With the availability of a standard real-time communications (RTC) client everywhere, it becomes more difficult to demand users to download and install a proprietary client in order to participate in a conference call or use a business application. So business solution providers are under increasing pressure to support WebRTC clients.
Beyond that, the availability of WebRTC opens doors for new functionality, broadens the potential audience for the application, frees software vendors from royalties and license fees, and can be used to improve user experience.
But WebRTC is architected and designed primarily for decentralized, flat topologies with minimum structured signaling and where media streams travel peer-to-peer without being processed in a server.
Many business applications have different requirements. They are usually deployed in a centralized topology, with the media streams being processed in a server so that multiple types of endpoint clients can be supported.
Those differences in design assumptions create a series of challenges when we attempt to support WebRTC clients in a traditional business application.
Interoperability and Standards
While consumers can switch tools overnight, business systems need to support a gradual transition and the co-existence of different sets of technologies.
There is a large installed base of SIP phones, soft-phones, video conferencing equipment, etc. that will remain in use for the foreseeable future. WebRTC is just one more technology in the mix that is not intended to replace some of the existing components.
WebRTC standards are still evolving and there are still some uncertainties related to video codecs and critical mass adoption.
Performance and Scalability
WebRTC is designed to minimize the need for user intervention, so client implementations today seek to autonomously adjust the parameters of the call to adapt to available bandwidth in a best-effort basis.
In a business application, performance requirements are typically more stringent, so the application also need to monitor the connections to take corrective action or at least warn the administrator when call quality degrades.
Another key question is related to scalability. Is the mesh topology adopted by consumer-oriented tools the right answer? Or the requirement to support a large number of users will dictate an MCU-based solution that can scale further?
Lessons Learned: Successfully Supporting WebRTC in Business Application
Daitan Group has collaborated with several software vendors over the past two years and pioneered the implementation of WebRTC in business applications.
We found more challenges than one would expect. Interestingly, while WebRTC design assumptions are geared towards consumers, most of the proven WebRTC use cases we have seen so far were in business applications.

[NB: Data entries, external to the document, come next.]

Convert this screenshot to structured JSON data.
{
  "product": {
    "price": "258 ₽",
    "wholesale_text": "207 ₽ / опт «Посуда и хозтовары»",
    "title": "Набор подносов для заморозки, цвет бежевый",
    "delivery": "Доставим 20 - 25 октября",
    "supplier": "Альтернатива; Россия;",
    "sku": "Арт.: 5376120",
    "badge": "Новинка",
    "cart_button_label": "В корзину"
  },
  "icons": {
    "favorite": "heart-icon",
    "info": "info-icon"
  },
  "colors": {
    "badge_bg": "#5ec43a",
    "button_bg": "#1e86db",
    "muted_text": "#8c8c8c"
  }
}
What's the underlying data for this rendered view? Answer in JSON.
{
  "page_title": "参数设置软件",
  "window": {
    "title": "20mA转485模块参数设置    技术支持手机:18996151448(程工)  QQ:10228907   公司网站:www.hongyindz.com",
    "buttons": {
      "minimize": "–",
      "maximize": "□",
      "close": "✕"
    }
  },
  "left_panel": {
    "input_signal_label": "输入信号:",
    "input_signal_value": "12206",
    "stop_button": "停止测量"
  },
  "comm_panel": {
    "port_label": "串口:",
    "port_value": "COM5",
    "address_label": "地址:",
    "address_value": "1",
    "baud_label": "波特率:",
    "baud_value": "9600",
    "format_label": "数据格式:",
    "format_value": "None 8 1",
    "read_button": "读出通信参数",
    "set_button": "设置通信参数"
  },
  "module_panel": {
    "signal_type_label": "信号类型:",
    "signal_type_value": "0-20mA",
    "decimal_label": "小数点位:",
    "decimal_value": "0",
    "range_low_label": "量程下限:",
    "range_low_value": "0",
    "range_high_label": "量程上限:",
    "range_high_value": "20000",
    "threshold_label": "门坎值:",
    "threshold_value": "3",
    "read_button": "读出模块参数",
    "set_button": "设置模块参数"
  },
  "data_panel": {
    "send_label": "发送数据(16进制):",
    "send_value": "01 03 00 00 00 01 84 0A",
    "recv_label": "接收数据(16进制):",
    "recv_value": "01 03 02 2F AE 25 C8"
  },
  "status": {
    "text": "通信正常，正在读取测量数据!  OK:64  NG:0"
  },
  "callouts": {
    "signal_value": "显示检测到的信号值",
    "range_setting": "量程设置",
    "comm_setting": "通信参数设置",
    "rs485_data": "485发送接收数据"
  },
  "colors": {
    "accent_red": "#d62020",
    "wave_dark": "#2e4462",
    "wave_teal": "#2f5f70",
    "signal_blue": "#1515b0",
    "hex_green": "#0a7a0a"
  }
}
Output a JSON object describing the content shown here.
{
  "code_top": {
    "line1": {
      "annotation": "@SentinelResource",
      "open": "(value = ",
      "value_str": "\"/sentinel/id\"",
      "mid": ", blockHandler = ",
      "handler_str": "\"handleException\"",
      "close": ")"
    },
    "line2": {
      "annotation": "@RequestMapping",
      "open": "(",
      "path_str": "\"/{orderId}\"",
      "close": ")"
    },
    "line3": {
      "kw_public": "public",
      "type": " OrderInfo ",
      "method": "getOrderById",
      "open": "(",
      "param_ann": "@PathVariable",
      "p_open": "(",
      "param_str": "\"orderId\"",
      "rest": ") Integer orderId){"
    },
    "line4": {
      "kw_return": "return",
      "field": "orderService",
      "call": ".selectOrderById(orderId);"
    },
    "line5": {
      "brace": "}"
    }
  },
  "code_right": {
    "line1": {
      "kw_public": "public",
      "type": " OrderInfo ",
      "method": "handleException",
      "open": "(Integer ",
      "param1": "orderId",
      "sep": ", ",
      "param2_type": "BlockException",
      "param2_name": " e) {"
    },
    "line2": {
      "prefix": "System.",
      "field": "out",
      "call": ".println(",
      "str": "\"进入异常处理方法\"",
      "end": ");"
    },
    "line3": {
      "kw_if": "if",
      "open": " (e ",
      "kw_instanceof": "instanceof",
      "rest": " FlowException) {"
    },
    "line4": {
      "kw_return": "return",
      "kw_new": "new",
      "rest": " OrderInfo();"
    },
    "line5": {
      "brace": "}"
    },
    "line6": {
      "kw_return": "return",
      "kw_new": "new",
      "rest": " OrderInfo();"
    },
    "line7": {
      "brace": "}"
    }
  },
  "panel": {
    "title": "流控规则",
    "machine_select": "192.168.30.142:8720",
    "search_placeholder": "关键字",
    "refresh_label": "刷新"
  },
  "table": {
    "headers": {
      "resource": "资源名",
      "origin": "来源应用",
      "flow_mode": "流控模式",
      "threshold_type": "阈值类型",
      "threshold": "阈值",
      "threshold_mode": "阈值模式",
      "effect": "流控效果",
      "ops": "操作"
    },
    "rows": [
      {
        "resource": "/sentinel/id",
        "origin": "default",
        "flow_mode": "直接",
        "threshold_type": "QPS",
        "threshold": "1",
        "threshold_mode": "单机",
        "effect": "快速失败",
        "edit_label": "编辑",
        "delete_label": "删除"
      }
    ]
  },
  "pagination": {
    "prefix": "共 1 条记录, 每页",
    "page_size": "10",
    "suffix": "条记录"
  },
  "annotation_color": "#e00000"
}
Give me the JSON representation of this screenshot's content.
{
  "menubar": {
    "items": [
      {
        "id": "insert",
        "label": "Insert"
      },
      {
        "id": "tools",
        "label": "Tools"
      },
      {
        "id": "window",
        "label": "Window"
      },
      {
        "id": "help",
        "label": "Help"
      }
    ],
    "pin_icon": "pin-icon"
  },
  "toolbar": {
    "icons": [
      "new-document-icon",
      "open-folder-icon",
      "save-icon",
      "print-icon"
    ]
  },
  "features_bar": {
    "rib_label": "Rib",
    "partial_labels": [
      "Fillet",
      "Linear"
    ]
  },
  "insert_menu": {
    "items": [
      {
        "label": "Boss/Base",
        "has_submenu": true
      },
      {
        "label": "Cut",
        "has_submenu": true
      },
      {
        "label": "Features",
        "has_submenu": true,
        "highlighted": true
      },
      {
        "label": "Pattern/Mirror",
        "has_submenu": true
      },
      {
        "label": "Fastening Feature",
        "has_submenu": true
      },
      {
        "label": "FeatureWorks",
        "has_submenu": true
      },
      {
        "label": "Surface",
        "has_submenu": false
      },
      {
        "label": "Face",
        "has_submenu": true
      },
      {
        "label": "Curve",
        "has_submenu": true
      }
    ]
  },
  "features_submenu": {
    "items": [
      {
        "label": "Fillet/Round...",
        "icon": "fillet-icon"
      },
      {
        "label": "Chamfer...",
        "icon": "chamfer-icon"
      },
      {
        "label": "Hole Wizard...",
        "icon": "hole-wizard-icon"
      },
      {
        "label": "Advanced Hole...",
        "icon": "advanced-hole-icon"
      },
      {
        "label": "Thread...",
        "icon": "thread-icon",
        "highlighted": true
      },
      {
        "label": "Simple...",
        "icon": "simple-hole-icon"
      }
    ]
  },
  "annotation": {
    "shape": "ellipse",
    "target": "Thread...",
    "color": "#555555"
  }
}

To find what were the lessons learned in the process, please download the Daitan Paper: “Successfully Supporting WebRTC in Business Applications”.